The Christian apologist is not given the option to adopt a neutral position when defending the faith. Neutrality assumes that man and God are on an equal footing. Christians are commanded not to “answer a fool according to his folly.” Why? We’ll be “like him” in his misguided assumptions and be classified a fool (Prov. 26:4). The Bible assumes that worldviews based on premises that are contrary to the Bible are foolishness. This is why Scripture states emphatically, without apology, that the professed atheist is a “fool” (Psalm 14:1; 53:1).
How can an insignificant creature who is smaller than an atom when compared to the vastness of the universe be so dogmatic? There’s not much maneuvering room here. If we abandon the governing assumptions of the Christian worldview from the start and argue from a supposed neutral starting point, we place ourselves in the same category as the atheist, all in the name of “defending the Christian faith”! This means that the starting point in the Christian worldview is not subjective; it’s not just one legitimate opinion among many.
Of course, the unbeliever doesn’t like to hear this. It means that he is not in control. It’s no wonder that Paul explains the reality of unbelieving thought in stark and uncompromising terms:
For the word of the cross is to those who are perishing foolishness, but to us who are being saved it is the power of God. For it is written, “I will destroy the wisdom of the wise, and the cleverness of the clever I will set aside.” Where is the wise man? Where is the scribe? Where is the debater of this age? Has not God made foolish the wisdom of the world? For since in the wisdom of God the world through its wisdom did not come to know God, God was well-pleased through the foolishness of the message preached to save those who believe. For indeed Jews ask for signs, and Greeks search for wisdom; but we preach Christ crucified, to Jews a stumbling block, and to Greeks foolishness, but to those who are the called, both Jews and Greeks, Christ the power of God and the wisdom of God. Because the foolishness of God is wiser than men, and the weakness of God is stronger than men (1 Cor. 1:18–25).
An apologetic methodology that claims a Christian should be “open,” “objective,” and “tolerant” of all opinions when he defends the faith is like a person who hopes to stop a man from committing suicide by taking the hundred-story plunge with him, hoping to convince the lost soul on the way down. No one in his right mind would make such a concession to foolishness. But Christians do it all the time when they adopt the operating presuppositions of unbelieving thought as if they were neutral assumptions about reality.

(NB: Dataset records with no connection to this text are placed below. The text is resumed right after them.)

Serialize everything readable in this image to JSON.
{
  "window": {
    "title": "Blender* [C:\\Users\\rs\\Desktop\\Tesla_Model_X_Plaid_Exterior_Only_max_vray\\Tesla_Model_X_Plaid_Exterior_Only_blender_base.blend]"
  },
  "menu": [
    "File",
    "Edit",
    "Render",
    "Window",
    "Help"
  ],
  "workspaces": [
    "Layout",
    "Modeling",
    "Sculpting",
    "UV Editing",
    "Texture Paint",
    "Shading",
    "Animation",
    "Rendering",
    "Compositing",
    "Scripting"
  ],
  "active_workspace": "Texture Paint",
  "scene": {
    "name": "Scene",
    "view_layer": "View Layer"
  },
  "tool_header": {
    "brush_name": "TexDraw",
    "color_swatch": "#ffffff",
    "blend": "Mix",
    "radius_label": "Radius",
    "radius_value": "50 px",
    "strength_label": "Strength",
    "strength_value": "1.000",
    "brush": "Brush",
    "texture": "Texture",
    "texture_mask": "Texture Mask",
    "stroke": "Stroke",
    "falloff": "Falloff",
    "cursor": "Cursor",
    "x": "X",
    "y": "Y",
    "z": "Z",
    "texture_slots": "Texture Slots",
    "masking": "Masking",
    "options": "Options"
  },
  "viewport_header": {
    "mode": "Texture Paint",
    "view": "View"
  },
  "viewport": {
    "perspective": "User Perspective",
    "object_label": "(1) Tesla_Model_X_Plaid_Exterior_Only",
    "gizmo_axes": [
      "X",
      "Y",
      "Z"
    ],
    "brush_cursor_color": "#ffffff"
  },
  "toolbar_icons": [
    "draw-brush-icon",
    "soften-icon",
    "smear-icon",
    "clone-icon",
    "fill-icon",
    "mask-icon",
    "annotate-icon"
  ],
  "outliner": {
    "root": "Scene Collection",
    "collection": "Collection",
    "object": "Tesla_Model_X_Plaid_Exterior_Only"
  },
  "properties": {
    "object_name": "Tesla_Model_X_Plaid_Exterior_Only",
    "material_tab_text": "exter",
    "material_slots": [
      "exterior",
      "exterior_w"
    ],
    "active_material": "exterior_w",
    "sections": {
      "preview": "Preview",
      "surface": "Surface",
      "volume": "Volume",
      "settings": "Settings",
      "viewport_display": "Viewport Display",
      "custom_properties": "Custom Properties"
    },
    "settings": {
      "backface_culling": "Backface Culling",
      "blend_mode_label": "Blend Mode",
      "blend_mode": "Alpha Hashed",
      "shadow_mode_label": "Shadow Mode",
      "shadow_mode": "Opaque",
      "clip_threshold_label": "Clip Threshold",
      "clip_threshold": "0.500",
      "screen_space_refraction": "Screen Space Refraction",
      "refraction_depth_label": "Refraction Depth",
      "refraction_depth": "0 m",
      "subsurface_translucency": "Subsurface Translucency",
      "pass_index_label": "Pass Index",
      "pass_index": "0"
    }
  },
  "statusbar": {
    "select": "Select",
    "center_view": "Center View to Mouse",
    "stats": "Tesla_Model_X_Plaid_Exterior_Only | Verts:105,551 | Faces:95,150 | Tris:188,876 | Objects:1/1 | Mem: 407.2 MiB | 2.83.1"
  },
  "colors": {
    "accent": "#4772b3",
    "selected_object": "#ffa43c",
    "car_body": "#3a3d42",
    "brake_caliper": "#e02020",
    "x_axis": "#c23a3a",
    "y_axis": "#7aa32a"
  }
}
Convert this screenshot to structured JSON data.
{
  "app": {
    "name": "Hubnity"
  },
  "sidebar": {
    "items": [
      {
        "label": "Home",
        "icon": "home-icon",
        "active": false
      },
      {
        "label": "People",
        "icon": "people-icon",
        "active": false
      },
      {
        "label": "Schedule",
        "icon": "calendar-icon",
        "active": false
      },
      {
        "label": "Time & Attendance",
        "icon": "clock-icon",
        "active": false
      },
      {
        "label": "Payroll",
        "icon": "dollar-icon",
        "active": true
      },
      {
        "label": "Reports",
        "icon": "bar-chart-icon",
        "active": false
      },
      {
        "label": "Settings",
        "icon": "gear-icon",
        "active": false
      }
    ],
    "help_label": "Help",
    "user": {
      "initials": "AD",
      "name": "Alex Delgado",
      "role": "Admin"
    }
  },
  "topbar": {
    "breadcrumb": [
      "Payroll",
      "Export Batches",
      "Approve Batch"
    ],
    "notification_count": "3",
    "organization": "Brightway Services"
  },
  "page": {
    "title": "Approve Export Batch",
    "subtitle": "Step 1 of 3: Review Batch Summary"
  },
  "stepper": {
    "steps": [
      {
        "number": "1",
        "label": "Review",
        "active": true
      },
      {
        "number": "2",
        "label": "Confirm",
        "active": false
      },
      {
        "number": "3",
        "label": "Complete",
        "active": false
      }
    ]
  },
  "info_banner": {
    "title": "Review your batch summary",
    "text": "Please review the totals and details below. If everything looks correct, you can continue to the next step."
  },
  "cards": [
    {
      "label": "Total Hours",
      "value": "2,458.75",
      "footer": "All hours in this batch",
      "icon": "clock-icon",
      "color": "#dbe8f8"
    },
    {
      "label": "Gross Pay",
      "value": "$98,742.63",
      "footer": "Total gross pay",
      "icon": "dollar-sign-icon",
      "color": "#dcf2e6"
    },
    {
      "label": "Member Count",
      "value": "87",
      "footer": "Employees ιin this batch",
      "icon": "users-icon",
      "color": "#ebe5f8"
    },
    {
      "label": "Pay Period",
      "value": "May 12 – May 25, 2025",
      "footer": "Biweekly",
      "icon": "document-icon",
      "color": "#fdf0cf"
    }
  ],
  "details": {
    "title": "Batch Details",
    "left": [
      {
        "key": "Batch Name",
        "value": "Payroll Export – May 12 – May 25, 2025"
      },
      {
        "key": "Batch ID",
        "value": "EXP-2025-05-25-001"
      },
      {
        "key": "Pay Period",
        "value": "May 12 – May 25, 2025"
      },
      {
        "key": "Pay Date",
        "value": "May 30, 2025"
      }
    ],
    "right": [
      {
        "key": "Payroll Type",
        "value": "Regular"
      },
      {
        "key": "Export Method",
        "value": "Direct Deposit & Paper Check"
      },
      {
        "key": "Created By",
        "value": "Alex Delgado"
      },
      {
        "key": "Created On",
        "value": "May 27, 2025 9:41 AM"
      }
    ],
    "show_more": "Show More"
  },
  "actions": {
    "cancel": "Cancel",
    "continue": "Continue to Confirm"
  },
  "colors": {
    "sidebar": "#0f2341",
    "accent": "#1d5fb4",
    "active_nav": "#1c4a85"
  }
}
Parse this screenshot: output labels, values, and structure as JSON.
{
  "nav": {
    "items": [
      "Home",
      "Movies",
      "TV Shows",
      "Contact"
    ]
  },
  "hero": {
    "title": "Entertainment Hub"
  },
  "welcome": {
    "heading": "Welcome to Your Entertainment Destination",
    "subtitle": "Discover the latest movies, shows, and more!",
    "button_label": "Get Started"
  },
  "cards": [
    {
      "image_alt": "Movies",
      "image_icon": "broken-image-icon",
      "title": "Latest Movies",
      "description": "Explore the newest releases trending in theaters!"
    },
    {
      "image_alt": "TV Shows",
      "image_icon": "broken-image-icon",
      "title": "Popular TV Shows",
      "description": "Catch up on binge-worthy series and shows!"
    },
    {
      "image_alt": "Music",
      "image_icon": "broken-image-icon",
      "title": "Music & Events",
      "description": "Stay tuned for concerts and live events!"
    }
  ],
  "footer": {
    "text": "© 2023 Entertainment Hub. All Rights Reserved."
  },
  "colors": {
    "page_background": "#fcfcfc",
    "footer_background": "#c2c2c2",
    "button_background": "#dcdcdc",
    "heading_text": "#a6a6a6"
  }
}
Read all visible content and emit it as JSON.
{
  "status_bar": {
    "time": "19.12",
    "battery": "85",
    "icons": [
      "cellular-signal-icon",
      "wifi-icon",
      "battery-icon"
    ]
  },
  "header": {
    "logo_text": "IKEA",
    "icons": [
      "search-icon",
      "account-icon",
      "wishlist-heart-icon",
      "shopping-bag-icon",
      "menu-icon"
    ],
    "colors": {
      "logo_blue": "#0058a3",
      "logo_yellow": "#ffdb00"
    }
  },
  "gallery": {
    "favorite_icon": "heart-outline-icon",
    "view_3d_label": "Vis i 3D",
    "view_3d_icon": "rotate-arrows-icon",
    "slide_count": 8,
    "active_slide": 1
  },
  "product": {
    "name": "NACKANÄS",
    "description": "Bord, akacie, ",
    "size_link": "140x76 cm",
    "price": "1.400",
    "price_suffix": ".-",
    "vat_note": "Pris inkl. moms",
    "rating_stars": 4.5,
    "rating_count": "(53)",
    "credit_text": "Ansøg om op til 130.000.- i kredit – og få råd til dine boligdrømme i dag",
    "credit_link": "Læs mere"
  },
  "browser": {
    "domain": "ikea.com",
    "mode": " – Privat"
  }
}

While the Bible maintains that the Christian apologist is prohibited from adopting the starting point of unbelieving thought, he is encouraged to show the unbeliever the end result of his foolish philosophical principles if they are consistently followed. As defenders of the only true faith, we are to “answer a fool as his folly deserves, lest he be wise in his own eyes” (Prov. 26:5). That is, we are to put the unbeliever’s worldview to the test, showing how absurd it is when followed consistently. A world without God and moral absolutes leads to despair, moral anarchy, and insanity: “This is an evil in all that is done under the sun, that there is one fate for all men. Furthermore, the hearts of the sons of men are full of evil and insanity is in their hearts throughout their lives. Afterwards they go to the dead” (Ecclesiastes 9:3).